Each department has been restructured and new managers have been hired, which talks to efficiency, Most said. Since 2009 the township went from 131 employees to 105.
Staffing has been reduced in the police department but more officers are on the street, he said. And court hours have been reduced.
The committee has negotiated with unions. Future employees will not be getting some of the benefits that township workers have received in the past, Most said. Current employees have taken a zero percent salary increase this year.
“That takes leadership courage to do that sort of stuff. I’m an average guy and I represent the taxpayers and that’s what I do,” Most said. “Election is a report card. If people know you’re working hard for them, then you get voted in.”

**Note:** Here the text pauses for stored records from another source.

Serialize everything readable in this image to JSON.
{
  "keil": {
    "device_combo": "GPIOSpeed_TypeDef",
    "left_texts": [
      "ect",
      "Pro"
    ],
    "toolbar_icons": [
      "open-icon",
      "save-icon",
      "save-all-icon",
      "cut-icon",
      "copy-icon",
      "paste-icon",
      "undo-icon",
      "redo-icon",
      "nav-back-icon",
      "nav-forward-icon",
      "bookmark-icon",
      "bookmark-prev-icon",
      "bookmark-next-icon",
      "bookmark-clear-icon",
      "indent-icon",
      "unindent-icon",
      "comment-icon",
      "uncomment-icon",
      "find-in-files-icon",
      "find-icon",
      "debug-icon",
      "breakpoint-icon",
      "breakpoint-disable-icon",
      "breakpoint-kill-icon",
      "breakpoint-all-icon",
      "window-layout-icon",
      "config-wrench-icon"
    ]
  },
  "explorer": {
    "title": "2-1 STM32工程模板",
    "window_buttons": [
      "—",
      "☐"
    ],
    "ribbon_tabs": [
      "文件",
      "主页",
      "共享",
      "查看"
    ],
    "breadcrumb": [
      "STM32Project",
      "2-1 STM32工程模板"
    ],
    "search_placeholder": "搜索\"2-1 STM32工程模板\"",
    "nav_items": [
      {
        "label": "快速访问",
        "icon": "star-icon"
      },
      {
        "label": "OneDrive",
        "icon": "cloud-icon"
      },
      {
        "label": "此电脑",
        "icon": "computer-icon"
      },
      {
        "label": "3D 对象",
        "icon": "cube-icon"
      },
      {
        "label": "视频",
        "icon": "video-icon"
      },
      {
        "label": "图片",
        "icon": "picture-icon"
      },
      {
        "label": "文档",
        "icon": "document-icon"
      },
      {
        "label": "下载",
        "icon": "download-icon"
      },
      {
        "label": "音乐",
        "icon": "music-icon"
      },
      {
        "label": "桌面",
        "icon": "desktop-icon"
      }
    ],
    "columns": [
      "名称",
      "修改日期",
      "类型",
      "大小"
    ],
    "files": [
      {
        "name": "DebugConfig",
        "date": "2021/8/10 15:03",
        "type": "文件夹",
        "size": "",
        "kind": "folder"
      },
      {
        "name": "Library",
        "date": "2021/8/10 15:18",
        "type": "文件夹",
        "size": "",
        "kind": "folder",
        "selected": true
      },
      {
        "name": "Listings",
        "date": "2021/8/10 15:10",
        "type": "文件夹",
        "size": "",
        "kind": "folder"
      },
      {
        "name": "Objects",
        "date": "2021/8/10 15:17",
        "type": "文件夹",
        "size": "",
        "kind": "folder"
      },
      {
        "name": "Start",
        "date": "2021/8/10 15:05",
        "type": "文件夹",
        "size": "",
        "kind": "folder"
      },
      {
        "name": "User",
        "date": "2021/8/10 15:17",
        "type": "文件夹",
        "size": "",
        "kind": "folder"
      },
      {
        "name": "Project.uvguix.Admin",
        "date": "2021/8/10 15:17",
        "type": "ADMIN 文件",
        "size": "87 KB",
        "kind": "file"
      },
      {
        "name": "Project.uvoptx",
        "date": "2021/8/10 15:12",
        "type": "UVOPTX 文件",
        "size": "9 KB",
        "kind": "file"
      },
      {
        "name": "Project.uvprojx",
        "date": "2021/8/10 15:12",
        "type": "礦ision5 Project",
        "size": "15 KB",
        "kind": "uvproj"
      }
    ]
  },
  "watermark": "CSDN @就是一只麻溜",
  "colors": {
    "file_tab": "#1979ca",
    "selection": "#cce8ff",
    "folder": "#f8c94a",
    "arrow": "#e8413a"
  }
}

As for taxes, it all depends on the economy, he said. The current budget included $25,926,556.25 in anticipated appropriations and revenue and almost $9 million in the amount to be raised by taxes.
The municipal tax rate increased $0.024. For the average assessed house at $318,000, taxes rose $76.72 for the year and $6.32 per month.
“Eventually we expect the economy to recover and when it does, we’ll take the appropriate action but right now we have to posture ourselves with the economy,” Most said. “We can’t be spending a lot of money because we have to sustain the tax rate and I believe we’ve done a good job doing that.”
Shared services and selling the north docks are areas the committee will continue to look into, Most said. He emphasized that it is a five-person committee and it takes three members for anything to pass.
“It’s a pipedream to think you’re going to come in here and change the whole town. When you cut something out of the budget, it’s going to reach a point that you’re actually going to start reducing services,” Most said. “We’ve done a good job in being able to balance the budget and at the same time provide a high quality of service in town and I’m very proud of that.” To learn more about Most, visit http://laceyrepublicans.com/.
Check Lacey Patch tomorrow for a profile on committee candidate Gary Vaccaro.